Look up “highest trafficked websites in the world,” and you’ll see several companies bouncing around between No. 2 and No. 10. You know what site doesn’t bounce around and has been locked in the No. 1 slot for years? Yep, Google. Don’t tell me “no one uses Google” — that’s utterly preposterous.
Everyone is on Facebook
True, it does seem like everyone is on Facebook. And it does have the most users (but not the most traffic) of any site. You probably should have a Facebook page, and that — if done properly — can help your online presence.
The problem with relying solely on Facebook to generate your web presence is that Facebook’s internal search feature is notoriously bad.
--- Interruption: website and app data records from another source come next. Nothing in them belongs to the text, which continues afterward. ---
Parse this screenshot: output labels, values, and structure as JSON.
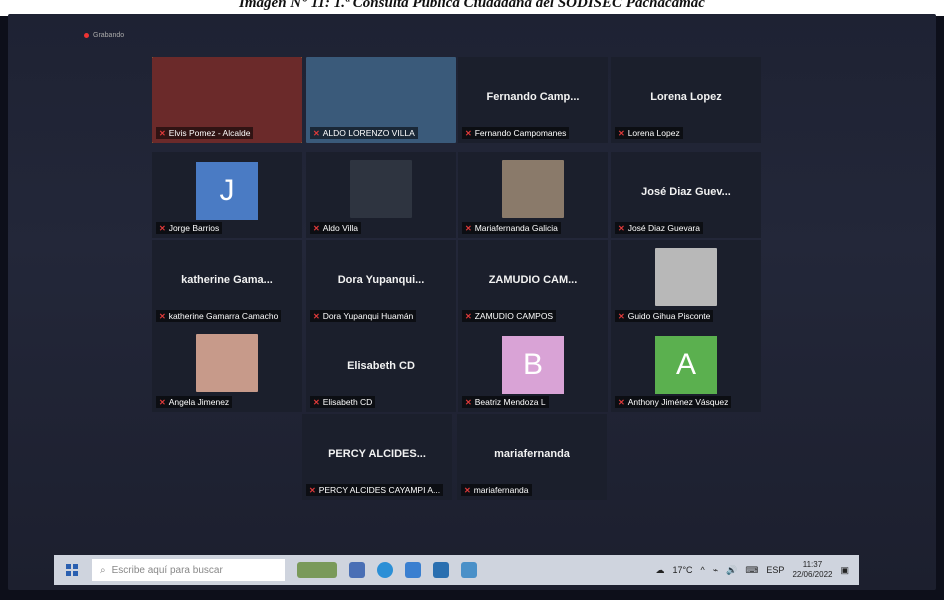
{
  "caption": "Imagen N° 11: 1.ª Consulta Pública Ciudadana del SODISEC Pachacámac",
  "recording_label": "Grabando",
  "tiles": [
    {
      "center": "",
      "name": "Elvis Pomez - Alcalde",
      "active": true
    },
    {
      "center": "",
      "name": "ALDO LORENZO VILLA"
    },
    {
      "center": "Fernando Camp...",
      "name": "Fernando Campomanes"
    },
    {
      "center": "Lorena Lopez",
      "name": "Lorena Lopez"
    },
    {
      "center": "",
      "name": "Jorge Barrios",
      "avatar": "J",
      "avatar_color": "#4a7bc4"
    },
    {
      "center": "",
      "name": "Aldo Villa"
    },
    {
      "center": "",
      "name": "Mariafernanda Galicia"
    },
    {
      "center": "José Diaz Guev...",
      "name": "José Diaz Guevara"
    },
    {
      "center": "katherine Gama...",
      "name": "katherine Gamarra Camacho"
    },
    {
      "center": "Dora Yupanqui...",
      "name": "Dora Yupanqui Huamán"
    },
    {
      "center": "ZAMUDIO CAM...",
      "name": "ZAMUDIO CAMPOS"
    },
    {
      "center": "",
      "name": "Guido Gihua Pisconte"
    },
    {
      "center": "",
      "name": "Angela Jimenez"
    },
    {
      "center": "Elisabeth CD",
      "name": "Elisabeth CD"
    },
    {
      "center": "",
      "name": "Beatriz Mendoza L",
      "avatar": "B",
      "avatar_color": "#d9a3d6"
    },
    {
      "center": "",
      "name": "Anthony Jiménez Vásquez",
      "avatar": "A",
      "avatar_color": "#5bb04f"
    },
    {
      "center": "PERCY ALCIDES...",
      "name": "PERCY ALCIDES CAYAMPI A..."
    },
    {
      "center": "mariafernanda",
      "name": "mariafernanda"
    }
  ],
  "taskbar": {
    "search_placeholder": "Escribe aquí para buscar",
    "weather": "17°C",
    "lang": "ESP",
    "time": "11:37",
    "date": "22/06/2022"
  }
}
The majority of content you put into Facebook can’t be found in search engines such as Google, Bing or Yahoo.
For Facebook users to even know you have a Facebook page, they usually have to like or follow it. Even then, most of what you add to your page won’t show up in users’ news feeds — which is where most Facebook users get their content. Simply put, Facebook is a terrible place for finding content specific to a user inquiry. A website, on the other hand, is easy to find and search.
Your options for having a website, and therefore a reasonable online presence, are many and varied — from full-blown custom sites costing tens of thousands of dollars to a blog on WordPress for free, and everything in between.
You can have a site with hundreds of pages, including a built-in IDX (internet data exchange) for home search, or you can have a one-page “vanity” site that’s basically an online business card. Your time and budget are the primary decision points. There’s much to talk about in this regard, but if you’ve read this far you’re almost 1,200 words in and probably need a break. More on this in a future column.
To reiterate, no, an agent doesn’t have to have an online presence to be successful. But if you want more clients, be that a thousand or just two, then being online beyond a Facebook page no one sees is one route to success. If nothing else, think about what it says to today’s consumer if they can’t find you online.
If they can’t find reviews and testimonials online. They want to know your opinion on real estate matters, so give them a simple way to search, find and inform themselves about you. Give them a website.
Jay Thompson is a real estate veteran and retiree living in the Texas Coastal Bend, as well as the one spinning the wheels at Now Pondering. Follow him on Facebook, Instagram and Twitter. He holds an active Arizona broker’s license with eXp Realty. “Retired but not dead,” Jay speaks around the world on many things real estate.